Vegetable Fats May Reduce Risk of Death in Prostate Cancer Patients


A new study shows that men diagnosed with prostate cancer may do better by substituting carbohydrates and saturated fats with plant-based fats such as those found in nuts and olive oil.

A new study shows that men diagnosed with prostate cancer may do better by substituting carbohydrates and saturated fats with plant-based fats such as those found in nuts and olive oil.

The prospective study of 4,577 men with non-metastatic prostate cancer showed that those men who consumed more vegetable fats after their diagnosis had a lower risk of developing metastatic prostate cancer and dying from the disease compared to men who consumed a diet with more saturated and animal fats. The results are reported in JAMA Internal Medicine.

The researchers tracked the study participants after they were diagnosed with localized prostate cancer as part of a large health workers study that started in 1986. Men were followed every 2 years with questionnaires on their dietary habits. Within a median of 8.4 years, 315 men died of their prostate cancer and 1,064 men died on the study from other causes.

Erin L. Richman, ScD, of the University of California, San Francisco (UCSF), and colleagues examined the connection between fat intake and prostate cancer and any-cause mortality.

Analysis of the participants based on lowest and highest fat consumption quartiles showed that replacing just 10% of calories from carbohydrates with those from vegetable fat was associated with a 29% lower risk of dying from prostate cancer (P = .04). This replacement translated to a 26% lower risk of dying from any cause. A similar association was found when 10% of saturated, animal fats were replaced with vegetable fats, although this result was not statistically significant.

Men who had the highest consumption of vegetable fats among the study participants had a 36%  lower risk of dying from their prostate cancer, but the differences were also not statistically significant.

Replacing just 5% of calories from carbohydrates with saturated fats or 1% with trans fats was linked to a 30% higher risk of dying during the period of the study (P = .02).

The potential benefit of vegetable fats for prostate cancer patients suggested by the study warrants further research, said the authors.

Previous smaller studies have suggested a link between prostate cancer death and animal fat intake. A Canadian study of 384 men, mentioned in the study by Richman and colleagues, showed saturated fat intake before diagnosis was associated with a higher risk of prostate cancer death. Conversely, a greater vegetable fat intake was linked to a lower risk of advanced prostate cancer at diagnosis.

The influence of diet and balance of vegetable and animal fat sources on prostate cancer initiation and progression still remains to be teased out. What type of meat and how it is cooked may influence patient outcomes and has been little studied. It is also not clear which components of vegetable fats are in fact beneficial. The authors suggest that vegetable oils and nuts are linked with lower insulin and inflammation and could account for the potential benefit. As suggested by Steven Stephen Freedland, MD, urologist at Duke University Medical Center in Durham, North Carolina, who wrote an accompanying commentary on the study, it is not clear if vegetable fats are in fact beneficial, whether carbohydrates are just harmful, or whether it is a combination of both. According to Freedland, future prospective trials should address this key issue.

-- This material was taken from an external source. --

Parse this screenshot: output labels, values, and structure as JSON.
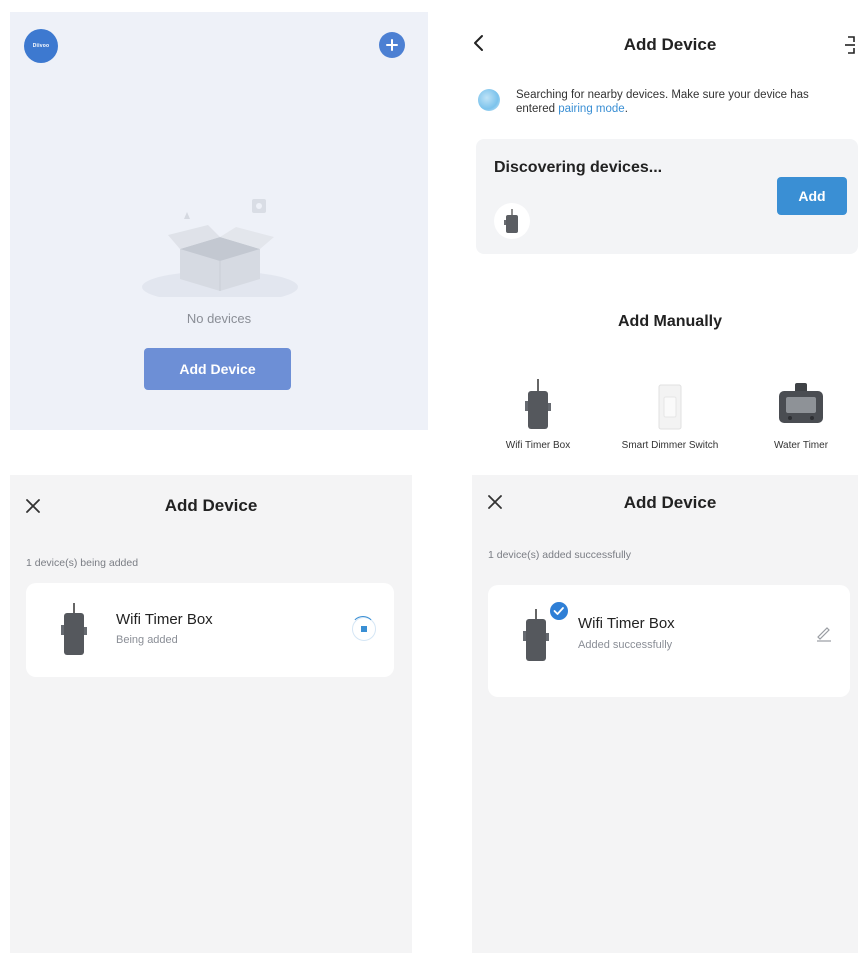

Related Videos
Two women in genitourinary oncology discuss their experiences with figuring out when to begin a family and how to prioritize both work and children.
Over the past few decades, the prostate cancer space has evolved with increased funding for clinical trial creation and enrollment.
Related Content